Mold allergy

In a study in Arizona, Fernandez et al. showed skin testing to Alternaria to be surprisingly accurate.  Ninety-six percent of patients with a positive skin test to this mold had a positive bronchial provocation test with Alternaria. In Arizona, Alternaria has surpassed dust mite as number one allergen in asthma (due to dry climate).  I wonder what results would be in Oklahoma?  Here’s what alternaria looks like: 

Alternaria under a microscope

Alternaria in real life

Immunotherapy

Come on now, do allergy shots REALLY work? Shots with dust mite allowed for inhaled steroid reduction by 50% in children with asthma vs. 30% in controls. Not bad! Do I have to take my medication with shots? Adding dust mite shots to pharmacologic treatment was an effective and safe strategy to reduce corticosteroid doses while maintaining disease control in children with mite-induced allergic asthma (JACI 2011).

Asthma

Which inhaled steroid to use?  Does it matter?  QVAR™ & Alvesco™ have said for quite some time that small particles penetrate the airways of an asthmatic better than the competition.  They may be right– small particle size inhaled steroids may allow for equal efficacy (benefit) with 1/2 to 1/3 the dose of a larger size of same steroid. Marketing isn’t bad, sometimes it’s just delayed results.

SABA update: Levalbuterol (Xopenex™) may not have any real-life advantages over albuterol.

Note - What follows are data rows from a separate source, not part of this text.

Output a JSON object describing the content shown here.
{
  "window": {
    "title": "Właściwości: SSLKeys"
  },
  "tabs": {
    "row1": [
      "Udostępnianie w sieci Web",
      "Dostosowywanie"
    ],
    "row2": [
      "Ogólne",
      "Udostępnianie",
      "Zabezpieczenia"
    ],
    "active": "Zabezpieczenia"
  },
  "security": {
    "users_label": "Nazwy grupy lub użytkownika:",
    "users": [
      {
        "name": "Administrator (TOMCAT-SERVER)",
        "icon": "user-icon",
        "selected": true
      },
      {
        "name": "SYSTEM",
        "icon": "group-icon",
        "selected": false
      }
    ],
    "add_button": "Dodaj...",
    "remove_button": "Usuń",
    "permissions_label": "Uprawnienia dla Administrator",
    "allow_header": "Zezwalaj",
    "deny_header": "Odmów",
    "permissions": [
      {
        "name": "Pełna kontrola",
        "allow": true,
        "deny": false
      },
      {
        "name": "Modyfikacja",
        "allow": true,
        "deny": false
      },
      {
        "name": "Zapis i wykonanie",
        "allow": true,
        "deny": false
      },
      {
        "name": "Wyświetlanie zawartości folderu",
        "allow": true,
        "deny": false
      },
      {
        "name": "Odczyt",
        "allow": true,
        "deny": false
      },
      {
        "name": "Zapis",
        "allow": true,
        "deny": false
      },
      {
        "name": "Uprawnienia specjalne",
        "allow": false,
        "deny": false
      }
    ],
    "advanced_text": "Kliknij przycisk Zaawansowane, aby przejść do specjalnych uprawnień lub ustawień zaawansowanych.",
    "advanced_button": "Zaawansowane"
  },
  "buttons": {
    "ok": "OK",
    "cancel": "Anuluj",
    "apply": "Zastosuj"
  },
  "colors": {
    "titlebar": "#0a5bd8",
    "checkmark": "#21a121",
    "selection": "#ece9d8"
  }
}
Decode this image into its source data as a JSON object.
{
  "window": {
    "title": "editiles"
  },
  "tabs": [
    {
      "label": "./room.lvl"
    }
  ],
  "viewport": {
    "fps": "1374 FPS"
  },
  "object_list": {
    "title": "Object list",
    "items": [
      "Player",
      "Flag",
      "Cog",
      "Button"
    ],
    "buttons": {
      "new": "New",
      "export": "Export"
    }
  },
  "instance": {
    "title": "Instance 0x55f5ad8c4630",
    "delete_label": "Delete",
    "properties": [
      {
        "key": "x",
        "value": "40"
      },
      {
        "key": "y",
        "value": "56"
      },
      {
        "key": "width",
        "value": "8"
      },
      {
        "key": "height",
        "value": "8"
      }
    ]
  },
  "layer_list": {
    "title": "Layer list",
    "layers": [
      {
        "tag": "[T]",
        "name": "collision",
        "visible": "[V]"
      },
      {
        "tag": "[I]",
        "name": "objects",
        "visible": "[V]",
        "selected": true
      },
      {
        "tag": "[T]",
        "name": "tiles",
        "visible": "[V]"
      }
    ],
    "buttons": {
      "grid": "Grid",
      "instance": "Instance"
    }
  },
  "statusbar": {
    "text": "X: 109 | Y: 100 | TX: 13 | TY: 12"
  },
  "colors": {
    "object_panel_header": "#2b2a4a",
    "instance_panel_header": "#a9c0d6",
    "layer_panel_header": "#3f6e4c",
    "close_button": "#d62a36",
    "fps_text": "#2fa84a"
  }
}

Even in the Xopenex™ package insert, there is  mention that there was no difference in heart rate or tremor.  In patients who swear by Xopenex™, there’s no reason to change, just start out with cheaper albuterol. 

Antihistamines for asthma?

Many patients take antihistamines every day like vitamins.  They feel better if an antihistamine is “on-board.”  Once again, learn from your patient….they will often give you clues to what medications work.  Symptom scores in asthma patients show comparable improvement when given desloratadine (antihistamine) compared to montelukast. Use of antihistamine may prevent the development of asthma in some predisposed children.  Well I’ll be….

Grandpa can’t breathe!

Asthma in the elderly

The majority of asthma deaths are in patients older than 65.

Asthma in adults/elderly is still predominantly an atopic disease. This means, it’s still due to allergy.  Don’t forget to test your older population.  In a University of Michigan study, 77% of adult asthma patients were skin test positive.

Depression is definitely underdiagnosed in our loved ones who have retired (ie, grandma & grandpa).  Why? They should have a carefree life during retirement, but they don’t. Depression is a significant factor for poor asthma quality of life in the elderly. You are 10x more likely to suffer from psychological dysfunction if you have more than 3 exacerbation of asthma in a single year. 

Just goes to show you that allergic respiratory disease is a very complicated condition and every year I’m challenged with new treatments!  I can’t ask for anything more.

#allergy, #alternaria, #american-college-of-allergy-asthma-immunology, #asthma, #bleeding, #dyspnea, #house-dust-mite, #immunology, #pediatric, #respiratory-disorders, #tiotropium, #union-oyster-house, #united-states, #vocal-cord-dysfunction, #wheeze

What do docs really do?

Most patients never know what doctors do when they’re NOT in the office.  One of those activities is attending national meetings in our chosen specialty.  For me, the American College of Allergy, Asthma, and Immunology is a yearly highlight.  You ask why?  Who wouldn’t want to see a distinguished doctor dress up and discuss hives?  Seriously, the ACAAI in Boston was a great opportunity to network and stay up to date on changing treatments for allergy & asthma!  It’s posted here.

Attendees of the ACAAI Annual Meeting voted Dr. David Khan winner of “The Great Chronic Idiopathic Urticaria Raft

What we do at Allergy meetings!

Debate: After Antihistamines, What’s Best for Next In-Line Treatment” based on his discussion of Hydroxychloroquine/dapsone.

#allergy, #american-college-of-allergy, #american-college-of-allergy-asthma-immunology, #asthma, #boston, #histamine-antagonist, #immunology, #united-states